Saving a fellow diver

On+Wednesday+morning+a+British+diver+was+rescued+from+a+caving+accident.
Back to Article
Back to Article

Saving a fellow diver

On Wednesday morning a British diver was rescued from a caving accident.

On Wednesday morning a British diver was rescued from a caving accident.

Caleb Miller

On Wednesday morning a British diver was rescued from a caving accident.

Caleb Miller

Caleb Miller

On Wednesday morning a British diver was rescued from a caving accident.

Caleb Miller, Staff Writer

Hang on for a minute...we're trying to find some more stories you might like.


The diver who helped save the Thai soccer team over the summer was recently saved himself from an underwater cave in Tennessee.

While it had only been explored two times before, Josh Bratchley along with four other divers ventured into Mills Pond Cave in Flynn’s Tick, Tennessee this Tuesday. During the excursion, Bratchley fell into an air pocket along the short 400-foot trail that spanned the entire cave. He was first found to be missing when the group emerged around 3 p.m. and noticed that not everyone had come back.

After several failed attempts to rescue him themselves, the divers called 911 around 1 am on Wednesday to report the matter and waited for help to arrive. On the other end, Edd Sorenson, a professional diver from Florida was woken at 2:30 am by authorities and flown out to Tennessee to help with the case.

Sorenson spent many hours looking from Bratchley saying that while he could have easily found the spot where Bratchley had fallen, he wanted to first search other nooks and crannies of the cave for a body. Finally, after over a day of being stranded Sorenson emerged with Bratchley once again at 7 pm on Wednesday. Bratchley was safe, oriented and in healthy condition.

“His only request was for some pizza,” said spokesperson Derek Woolbright during a press conference.

Sorenson said that when he eventually found Bratchley he was perfectly calm and undoubtedly pleased to see him.
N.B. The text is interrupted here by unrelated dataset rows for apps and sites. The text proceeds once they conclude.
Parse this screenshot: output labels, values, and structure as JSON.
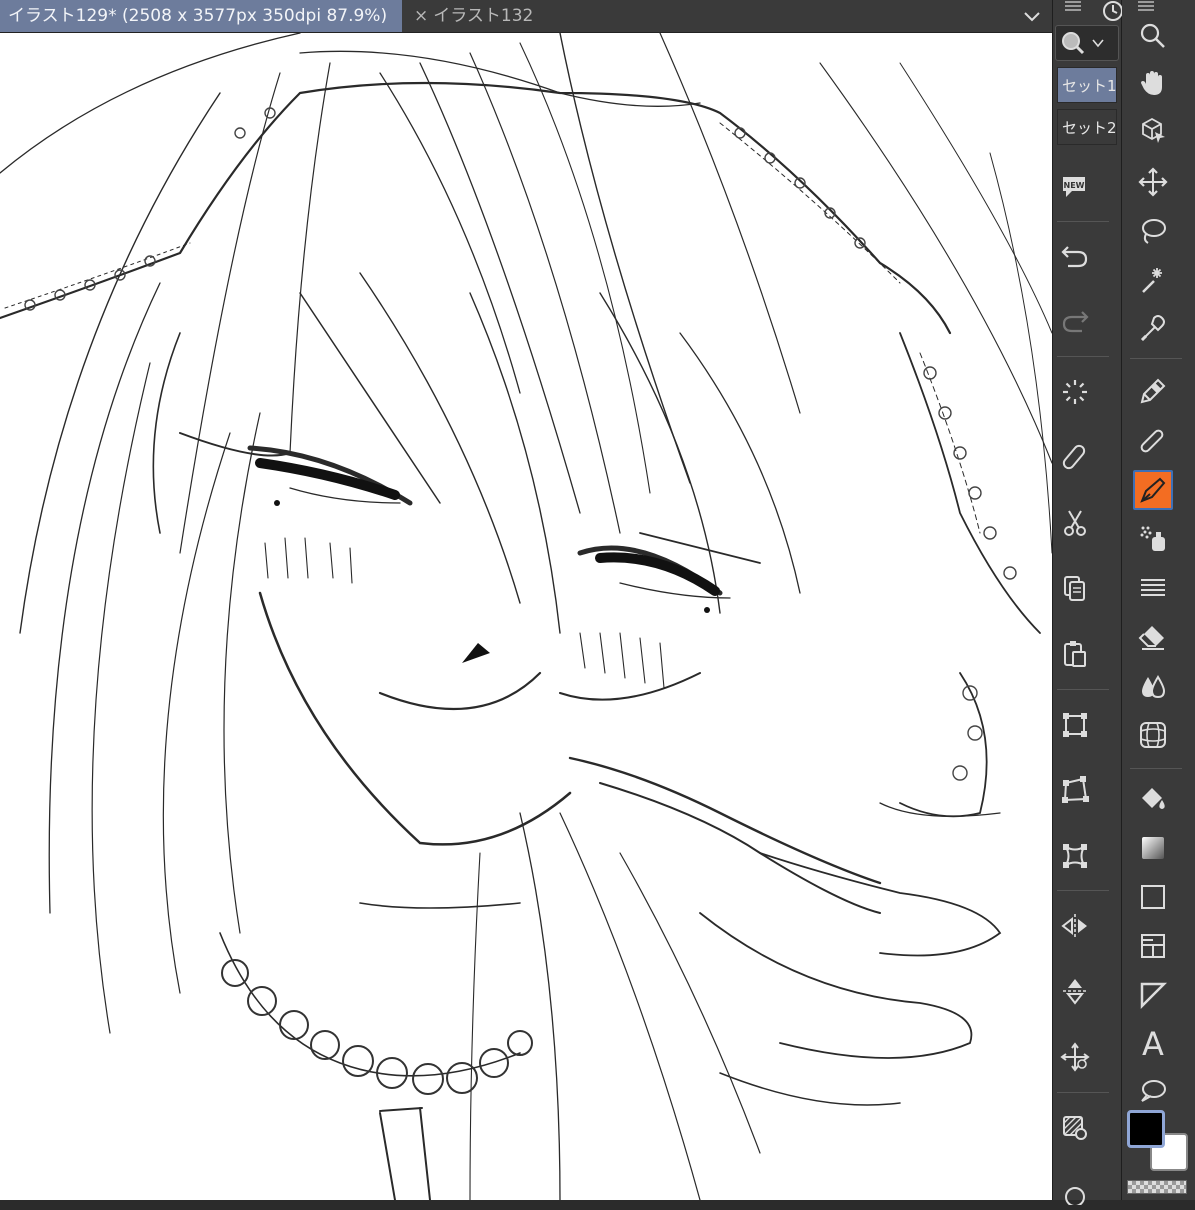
{
  "tabs": {
    "active": "イラスト129* (2508 x 3577px 350dpi 87.9%)",
    "inactive_close": "×",
    "inactive": "イラスト132"
  },
  "command_bar": {
    "sets": [
      "セット1",
      "セット2"
    ],
    "new_badge": "NEW",
    "icons": [
      "magnifier-icon",
      "new-icon",
      "undo-icon",
      "redo-icon",
      "loading-icon",
      "eraser-clear-icon",
      "cut-icon",
      "copy-icon",
      "paste-icon",
      "transform-icon",
      "free-transform-icon",
      "mesh-transform-icon",
      "flip-horizontal-icon",
      "flip-vertical-icon",
      "move-layer-icon",
      "layer-settings-icon"
    ]
  },
  "toolbar": {
    "icons": [
      "zoom-icon",
      "hand-icon",
      "object-select-icon",
      "move-icon",
      "lasso-icon",
      "auto-select-icon",
      "eyedropper-icon",
      "pen-icon",
      "pencil-icon",
      "brush-icon",
      "airbrush-icon",
      "decoration-icon",
      "eraser-icon",
      "blend-icon",
      "figure-icon",
      "fill-icon",
      "gradient-icon",
      "rectangle-icon",
      "frame-icon",
      "ruler-icon",
      "text-icon",
      "balloon-icon"
    ],
    "selected": "brush-icon",
    "text_tool_label": "A"
  },
  "colors": {
    "accent": "#6d7c9c",
    "selected_tool": "#f36d22",
    "foreground": "#000000",
    "background": "#ffffff"
  }
}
Bratchley had attempted getting out himself but after failing repeatedly decided to conserve the rest of the air he had for a potential rescue and despite the odds of survival in the 55-degree water, he was able to maintain calm and wait patiently for any outside help.

“[When I got there] he said ‘Thank you, thank you. Who are you?’ ” Sorenson said. “We had a nice talk.”

Bratchley was recognized in July for saving a team of 12 boys on a soccer team and their coach from a cave in Thailand. The team was trapped for nine days in complete and utter darkness before being rescued in an operation that was followed around the world. Bratchley’s life otherwise involves being an operational meteorologist at UK Company Met Office and training with a UK Cave Diving Group which gave him the experience he needed during his rescue operation over the summer.

Likewise, Sorenson is a technical cave diver who has been recognized for his work in rescuing individuals from places like his home state of Florida, to the Dominican Republic. However, in the 22 years of rescues and recoveries that he has been a part of, not once has Sorenson asked for payment. He says that he is encouraged by rescues as they are rare. Much more often he is called to recover bodies.

“Putting people in body bags all the time is no fun,” he told the New York Times. “And when you get to send one home, it’s an exceptional feeling.”